One regret, one hope with Derek MacLeod

Reading time: 4 minutes
In this series, Professor Mona Siddiqui, Assistant Principal Religion and Society, chats to members of our community to find out more about them. Each fortnight she’ll be asking, what is the one regret that has shaped their past, and what is their one hope for the future.

This week Mona’s guest is Derek MacLeod, Head of Global Partnerships and Community at Edinburgh Global.

Mona Siddiqui: Can you share a little bit about the work that you do at Edinburgh Global, but maybe first of all you can talk about what Edinburgh Global does?

Derek MacLeod: We are effectively, what was the International Office, so we are the part of the University that supports and develops a lot of our international relationships, be that governments or other institutions and universities, and also works around a lot of other areas supporting our staff and student global community as well.

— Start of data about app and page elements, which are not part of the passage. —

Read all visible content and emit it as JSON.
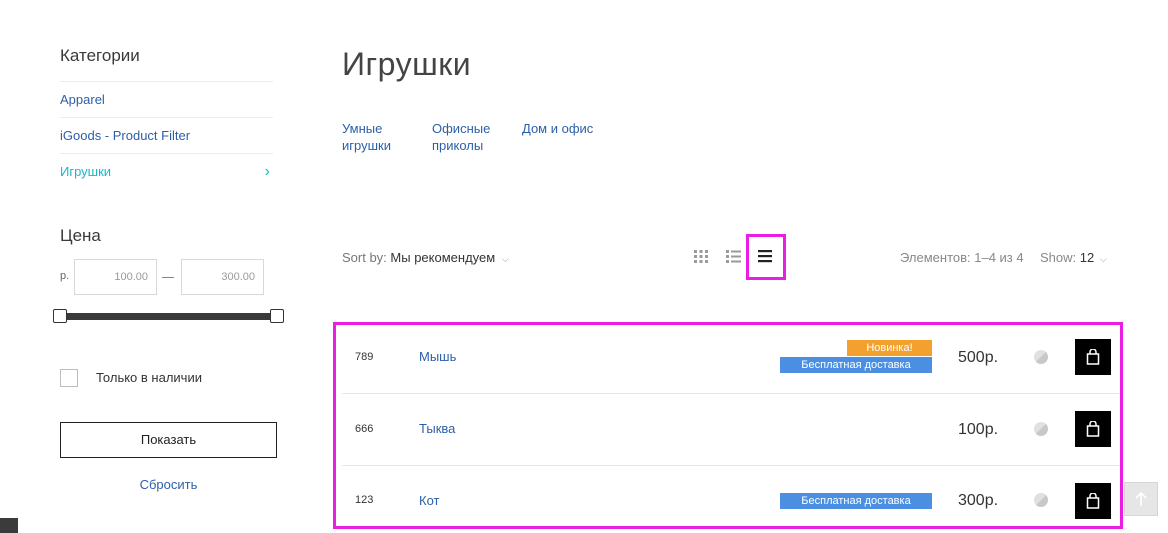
{
  "sidebar": {
    "categories_title": "Категории",
    "categories": [
      {
        "label": "Apparel"
      },
      {
        "label": "iGoods - Product Filter"
      },
      {
        "label": "Игрушки",
        "active": true
      }
    ],
    "price_title": "Цена",
    "currency": "р.",
    "price_min": "100.00",
    "price_max": "300.00",
    "in_stock_label": "Только в наличии",
    "show_button": "Показать",
    "reset_link": "Сбросить"
  },
  "main": {
    "title": "Игрушки",
    "subcategories": [
      "Умные игрушки",
      "Офисные приколы",
      "Дом и офис"
    ],
    "sort_label": "Sort by:",
    "sort_value": "Мы рекомендуем",
    "view_modes": [
      "grid",
      "list",
      "compact-list"
    ],
    "active_view": "compact-list",
    "count_text": "Элементов: 1–4 из 4",
    "show_label": "Show:",
    "show_value": "12"
  },
  "products": [
    {
      "sku": "789",
      "name": "Мышь",
      "badge_new": "Новинка!",
      "badge_ship": "Бесплатная доставка",
      "price": "500р."
    },
    {
      "sku": "666",
      "name": "Тыква",
      "badge_new": "",
      "badge_ship": "",
      "price": "100р."
    },
    {
      "sku": "123",
      "name": "Кот",
      "badge_new": "",
      "badge_ship": "Бесплатная доставка",
      "price": "300р."
    }
  ],
  "colors": {
    "link": "#2d5fa8",
    "active_link": "#1fb5c9",
    "highlight": "#e91ee0",
    "badge_new": "#f2a12f",
    "badge_ship": "#4a8fe2"
  }
}
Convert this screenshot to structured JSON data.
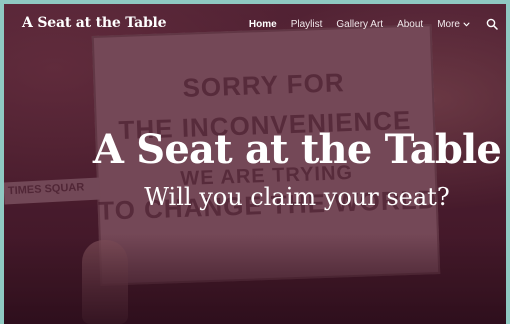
{
  "header": {
    "site_title": "A Seat at the Table"
  },
  "nav": {
    "items": [
      {
        "label": "Home",
        "active": true
      },
      {
        "label": "Playlist",
        "active": false
      },
      {
        "label": "Gallery Art",
        "active": false
      },
      {
        "label": "About",
        "active": false
      }
    ],
    "more_label": "More",
    "more_icon": "chevron-down-icon",
    "search_icon": "search-icon"
  },
  "hero": {
    "title": "A Seat at the Table",
    "subtitle": "Will you claim your seat?"
  },
  "background_sign": {
    "line1": "SORRY FOR",
    "line2": "THE INCONVENIENCE",
    "line3": "WE ARE TRYING",
    "line4": "TO CHANGE THE WORLD",
    "left_sign": "TIMES SQUAR"
  },
  "colors": {
    "frame_border": "#8fc9c2",
    "overlay_tint": "#4a1f2e",
    "text": "#ffffff"
  }
}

I’m the Head of Global Partnerships and Community. My role supports the development of our international partnerships and supports our colleagues who are working in our global community team who are working with the staff immigration service that we have, that supports staff who need to get visas to come to the UK, but who also work with our global community of students, trying to make sure we’re embedding the needs of the international community within the work of the University as well. For example, we work on issues where there are regional emergencies; if there’s a problem in a country, we have colleagues that work with the response to support students who are from those countries. We also work with refugees, at risk scholars and asylum seekers who are coming to the University so it’s a wide range of elements within the Global Community team. It’s hugely rewarded but also can be quite challenging at the same time.

MS: Do you think that Edinburgh has any distinctive aspect to this kind of work?

DM: I think we were the first University in Scotland to become a member of the Universities of Sanctuaries Network which is an organisation that works with students from, refugee, asylum seeker and at risk backgrounds and so we have got a long history and tradition of working in these areas. We’ve been working with CARA, the Council for At-Risk Academics, since they were founded just after the Second World War.

But like a lot of other large universities, it’s a very devolved institution as you know, and so I’m trying to understand what’s going on across the University and trying to harness that is always one of the challenges we have.

MS: And in terms of where we are at the moment in the middle of the pandemic and also post-Brexit, where do you think one or two of the biggest challenges are in terms of internationalisation.

DM: I think certainly with Brexit, a lot of the focus we’ve had in the past few years, particularly around Europe, has been trying to reassure our many partners that we’re still very committed and we’re very much outward looking; we’re not retreating into the UK solely. Our partners do get that and I think we’ve successfully managed to communicate that to our network, but it is a significant challenge to remain as engaged when funding structures are changing. In many cases they’re still unclear as to how we’ll be able to engage with some of the European networks and alliances that we’ve been working with in recent years so that is a challenge.

I think, post-pandemic as well, there’s an opportunity for us. We’ve found that through the last two years we’ve worked very successfully with our partners online, but there is that element of, it would be good to get back to meeting them face to face, but with the realisation that we can achieve a lot over the internet that maybe we didn’t realise we could have done beforehand. There’s a lot of learning we’ve done in the last two years and I think a lot of positives have come out of that but it is challenging trying to engage with partners all the time solely online.

MS: Is there one regret, from your recent or distant past, that you could share with us today?

DM: With COP26 just finished, we’ve spent a huge amount of work at the University trying to coordinate and pull together our colleagues who work across climate change and sustainability issues. My one regret is that we haven’t managed to capture a lot of that in the work we do as well as we could’ve in the past. I think there’s such a huge opportunity for us as a University, with so many people working in this area to come together, to pull together, to bring in policy and science and technical knowledge as well as best practice across Professional Services. I just wish that I, and colleagues, had really woken up to this before it took the COP26 to really show us.

MS: And what is one hope you have for the future?

DM: Well very much linked to that, with COP26 there’s been a lot of criticism about what has been achieved from it, but I think from the University’s perspective and certainly from Edinburgh Global’s perspective we’ve been engaging with colleagues in a much better, more coherent way than we have before. There’s a real opportunity for us as a University to really push ourselves as a global leader both in the higher education sector and trying to influence other universities. We’ve seen some excellent examples of that recently where using the PLuS alliance, which we’re a member of, we’ve been sharing some of our best practice around providing climate education to all students. We’ve also been trying to explain to other universities around the world how they can take similar paths that we have to try and reduce greenhouse emissions. We’ve been using the power of the institution, using the power of the brand of the University and the experiences and expertise that we have to develop really meaningful partnerships globally where we can be thinking about a climate conscious engagement but also in terms of our research and collaborations, really pushing some of these, or trying to develop research in a way or to enhance what we’ve done before.